than 1 mm), and are often used as the final layer. Many players, however, prefer to use
replacement grips as the final layer. Towelling grips are always replacement grips.
Replacement grips have an adhesive backing, whereas overgrips have only a small patch of
adhesive at the start of the tape and must be applied under tension; overgrips are more
convenient for players who change grips frequently, because they may be removed more
rapidly without damaging the underlying material.

Shuttlecockswith feathers

A shuttlecock with a plastic skirt

Main article: Shuttlecock
A shuttlecock (often abbreviated to shuttle; also called a birdie) is a high-dragprojectile, with
an open conical shape: the cone is formed from sixteen overlappingfeathers embedded into
a rounded cork base. The cork is covered with thin leatheror synthetic material.

Synthetic shuttles are often used by recreational players to reduce their costs as feathered
shuttles break easily. These nylon shuttles may be constructed with either natural cork or
synthetic foam base, and a plastic skirt.

Badminton shoes are lightweight with soles of rubber or similar high-grip, non-marking
Compared to running shoes, badminton shoes have little lateral support. High levels of
lateral support are useful for activities where lateral motion is undesirable and unexpected.
Badminton, however, requires powerful lateral movements. A highly built-up lateral support
will not be able to protect the foot in badminton; instead, it will encourage catastrophic
collapse at the point where the shoe's support fails, and the player's ankles are not ready for
the sudden loading, which can cause sprains. For this reason, players should choose
badminton shoes rather than general trainers or running shoes, because proper badminton
shoes will have a very thin sole, lower a person's centre of gravity, and therefore result in
fewer injuries. Players should also ensure that they learn safe and proper footwork, with the
knee and foot in alignment on all lunges. This is more than just a safety concern: proper
footwork is also critical in order to move effectively around the court.

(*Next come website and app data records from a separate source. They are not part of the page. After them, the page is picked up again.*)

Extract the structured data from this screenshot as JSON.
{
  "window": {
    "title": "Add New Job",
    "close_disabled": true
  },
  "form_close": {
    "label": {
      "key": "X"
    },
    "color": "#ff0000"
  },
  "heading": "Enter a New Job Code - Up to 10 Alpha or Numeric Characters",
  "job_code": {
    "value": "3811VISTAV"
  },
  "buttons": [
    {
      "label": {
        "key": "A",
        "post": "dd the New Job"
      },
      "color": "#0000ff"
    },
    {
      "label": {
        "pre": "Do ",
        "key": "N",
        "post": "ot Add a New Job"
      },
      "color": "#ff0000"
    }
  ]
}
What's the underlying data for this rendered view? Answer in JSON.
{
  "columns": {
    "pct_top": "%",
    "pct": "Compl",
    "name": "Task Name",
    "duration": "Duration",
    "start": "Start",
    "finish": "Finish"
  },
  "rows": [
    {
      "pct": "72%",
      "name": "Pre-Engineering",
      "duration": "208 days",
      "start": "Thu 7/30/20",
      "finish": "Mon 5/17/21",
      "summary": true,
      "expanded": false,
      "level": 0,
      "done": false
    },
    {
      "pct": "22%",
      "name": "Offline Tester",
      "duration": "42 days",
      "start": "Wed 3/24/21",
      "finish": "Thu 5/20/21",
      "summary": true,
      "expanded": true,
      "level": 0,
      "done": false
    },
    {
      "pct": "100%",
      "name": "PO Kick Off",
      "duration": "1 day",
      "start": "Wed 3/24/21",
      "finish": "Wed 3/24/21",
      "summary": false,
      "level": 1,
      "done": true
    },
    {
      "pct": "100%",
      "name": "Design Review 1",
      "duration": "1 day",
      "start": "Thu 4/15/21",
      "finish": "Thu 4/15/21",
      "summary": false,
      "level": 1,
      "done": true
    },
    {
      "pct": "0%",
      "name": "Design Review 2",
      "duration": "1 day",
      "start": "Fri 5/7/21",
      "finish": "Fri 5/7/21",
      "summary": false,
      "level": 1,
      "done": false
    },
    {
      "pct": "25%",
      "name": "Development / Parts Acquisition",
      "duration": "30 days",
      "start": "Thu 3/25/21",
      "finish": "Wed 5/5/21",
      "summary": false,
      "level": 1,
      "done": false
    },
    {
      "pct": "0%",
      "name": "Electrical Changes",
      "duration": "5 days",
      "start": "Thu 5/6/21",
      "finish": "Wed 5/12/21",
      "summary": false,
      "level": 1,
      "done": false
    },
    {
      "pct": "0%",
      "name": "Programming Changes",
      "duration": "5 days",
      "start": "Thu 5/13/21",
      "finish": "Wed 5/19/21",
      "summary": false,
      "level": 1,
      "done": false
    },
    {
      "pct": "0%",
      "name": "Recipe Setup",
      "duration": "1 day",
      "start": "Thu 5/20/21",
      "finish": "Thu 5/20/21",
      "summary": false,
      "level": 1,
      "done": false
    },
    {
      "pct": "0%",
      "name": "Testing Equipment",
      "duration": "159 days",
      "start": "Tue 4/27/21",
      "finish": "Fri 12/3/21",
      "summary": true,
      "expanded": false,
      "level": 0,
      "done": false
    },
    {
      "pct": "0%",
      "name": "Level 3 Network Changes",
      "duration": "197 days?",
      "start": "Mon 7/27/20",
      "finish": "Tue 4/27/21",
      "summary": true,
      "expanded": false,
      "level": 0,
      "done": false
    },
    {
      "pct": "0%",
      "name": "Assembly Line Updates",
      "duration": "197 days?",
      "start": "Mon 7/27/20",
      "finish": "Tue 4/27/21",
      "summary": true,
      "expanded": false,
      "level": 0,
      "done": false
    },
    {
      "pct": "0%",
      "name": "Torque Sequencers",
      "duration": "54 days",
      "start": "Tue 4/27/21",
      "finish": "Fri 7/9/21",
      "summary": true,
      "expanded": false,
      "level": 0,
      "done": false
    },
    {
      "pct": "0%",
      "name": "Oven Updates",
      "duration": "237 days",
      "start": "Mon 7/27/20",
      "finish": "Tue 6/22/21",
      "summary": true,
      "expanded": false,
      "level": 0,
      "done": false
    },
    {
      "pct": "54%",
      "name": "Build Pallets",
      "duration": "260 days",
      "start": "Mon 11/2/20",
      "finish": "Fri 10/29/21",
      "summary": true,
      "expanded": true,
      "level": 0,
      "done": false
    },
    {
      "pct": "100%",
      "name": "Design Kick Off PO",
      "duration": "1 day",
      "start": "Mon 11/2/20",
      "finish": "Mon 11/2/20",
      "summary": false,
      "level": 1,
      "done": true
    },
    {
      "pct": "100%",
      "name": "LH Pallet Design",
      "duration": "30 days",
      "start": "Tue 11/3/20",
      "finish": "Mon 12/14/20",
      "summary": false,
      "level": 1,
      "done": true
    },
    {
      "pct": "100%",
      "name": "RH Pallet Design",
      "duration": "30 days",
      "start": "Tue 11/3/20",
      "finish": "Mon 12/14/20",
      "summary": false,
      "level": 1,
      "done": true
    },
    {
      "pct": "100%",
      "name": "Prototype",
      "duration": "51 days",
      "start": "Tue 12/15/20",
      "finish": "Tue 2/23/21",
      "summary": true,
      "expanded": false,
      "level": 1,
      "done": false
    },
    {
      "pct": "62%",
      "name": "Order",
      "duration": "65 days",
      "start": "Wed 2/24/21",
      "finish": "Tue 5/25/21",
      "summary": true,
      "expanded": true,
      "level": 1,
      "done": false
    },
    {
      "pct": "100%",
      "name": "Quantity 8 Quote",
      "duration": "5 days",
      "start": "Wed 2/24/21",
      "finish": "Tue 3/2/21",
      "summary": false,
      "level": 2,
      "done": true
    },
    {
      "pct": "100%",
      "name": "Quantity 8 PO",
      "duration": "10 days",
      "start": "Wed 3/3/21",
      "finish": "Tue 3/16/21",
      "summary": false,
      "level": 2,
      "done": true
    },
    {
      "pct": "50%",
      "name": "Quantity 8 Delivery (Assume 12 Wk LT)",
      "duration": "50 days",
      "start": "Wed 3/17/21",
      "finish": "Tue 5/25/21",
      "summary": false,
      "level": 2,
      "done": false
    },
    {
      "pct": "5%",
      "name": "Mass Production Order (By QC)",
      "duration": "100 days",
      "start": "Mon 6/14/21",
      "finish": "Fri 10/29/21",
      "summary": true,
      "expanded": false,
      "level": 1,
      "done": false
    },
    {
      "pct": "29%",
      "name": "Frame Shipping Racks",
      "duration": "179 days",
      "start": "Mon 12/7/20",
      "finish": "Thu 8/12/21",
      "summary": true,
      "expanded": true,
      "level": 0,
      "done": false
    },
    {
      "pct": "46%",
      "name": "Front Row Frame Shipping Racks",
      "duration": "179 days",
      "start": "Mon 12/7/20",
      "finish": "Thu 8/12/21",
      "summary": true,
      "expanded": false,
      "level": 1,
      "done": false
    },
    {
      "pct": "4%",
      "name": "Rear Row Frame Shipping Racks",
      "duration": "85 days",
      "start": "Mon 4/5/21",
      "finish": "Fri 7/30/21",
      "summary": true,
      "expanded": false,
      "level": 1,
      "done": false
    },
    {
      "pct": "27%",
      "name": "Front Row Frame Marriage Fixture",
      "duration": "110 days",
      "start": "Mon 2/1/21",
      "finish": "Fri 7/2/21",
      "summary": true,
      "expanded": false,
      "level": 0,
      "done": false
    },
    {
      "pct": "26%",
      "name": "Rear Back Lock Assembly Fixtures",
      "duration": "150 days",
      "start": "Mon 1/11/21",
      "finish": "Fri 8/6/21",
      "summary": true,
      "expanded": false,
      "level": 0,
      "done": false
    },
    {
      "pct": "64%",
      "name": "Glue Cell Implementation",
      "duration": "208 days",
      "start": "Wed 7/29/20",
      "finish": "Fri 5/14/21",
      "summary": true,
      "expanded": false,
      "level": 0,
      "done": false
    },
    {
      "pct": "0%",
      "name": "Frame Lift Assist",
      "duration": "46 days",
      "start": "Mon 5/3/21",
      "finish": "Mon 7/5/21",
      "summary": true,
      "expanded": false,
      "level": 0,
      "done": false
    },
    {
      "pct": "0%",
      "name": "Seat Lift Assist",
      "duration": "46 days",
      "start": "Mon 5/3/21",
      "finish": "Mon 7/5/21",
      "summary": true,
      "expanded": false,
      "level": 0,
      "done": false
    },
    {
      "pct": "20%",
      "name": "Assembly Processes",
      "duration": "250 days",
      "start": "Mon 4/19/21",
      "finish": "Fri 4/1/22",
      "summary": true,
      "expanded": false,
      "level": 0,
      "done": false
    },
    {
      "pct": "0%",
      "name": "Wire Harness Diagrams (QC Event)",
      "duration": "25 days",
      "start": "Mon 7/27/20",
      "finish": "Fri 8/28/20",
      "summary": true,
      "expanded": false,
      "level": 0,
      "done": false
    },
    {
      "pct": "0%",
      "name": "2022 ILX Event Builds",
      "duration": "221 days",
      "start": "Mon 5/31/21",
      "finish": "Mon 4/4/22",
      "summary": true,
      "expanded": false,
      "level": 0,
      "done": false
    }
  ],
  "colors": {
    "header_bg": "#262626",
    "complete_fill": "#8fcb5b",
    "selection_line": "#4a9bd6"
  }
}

This section does not cite any references or sources. Please help improve this section
by adding citations to reliable sources. Unsourced material may be challenged
and removed. (September 2009)

A player flies high at the Golden Gate Badminton Club (GGBC) in Menlo Park, 2006

Forehand and backhand[edit]

Badminton offers a wide variety of basic strokes, and players require a high level of skill to
perform all of them effectively. All strokes can be played either forehand orbackhand. A
player's forehand side is the same side as their playing hand: for a right-handed player, the
forehand side is their right side and the backhand side is their left side. Forehand strokes

are hit with the front of the hand leading (like hitting with the palm), whereas backhand
strokes are hit with the back of the hand leading (like hitting with the knuckles). Players
frequently play certain strokes on the forehand side with a backhand hitting action, and vice
In the forecourt and midcourt, most strokes can be played equally effectively on either the
forehand or backhand side; but in the rear court, players will attempt to play as many
strokes as possible on their forehands, often preferring to play around-the-head forehand
overhead (a forehand "on the backhand side") rather than attempt a backhand overhead.
Playing a backhand overhead has two main disadvantages. First, the player must turn thei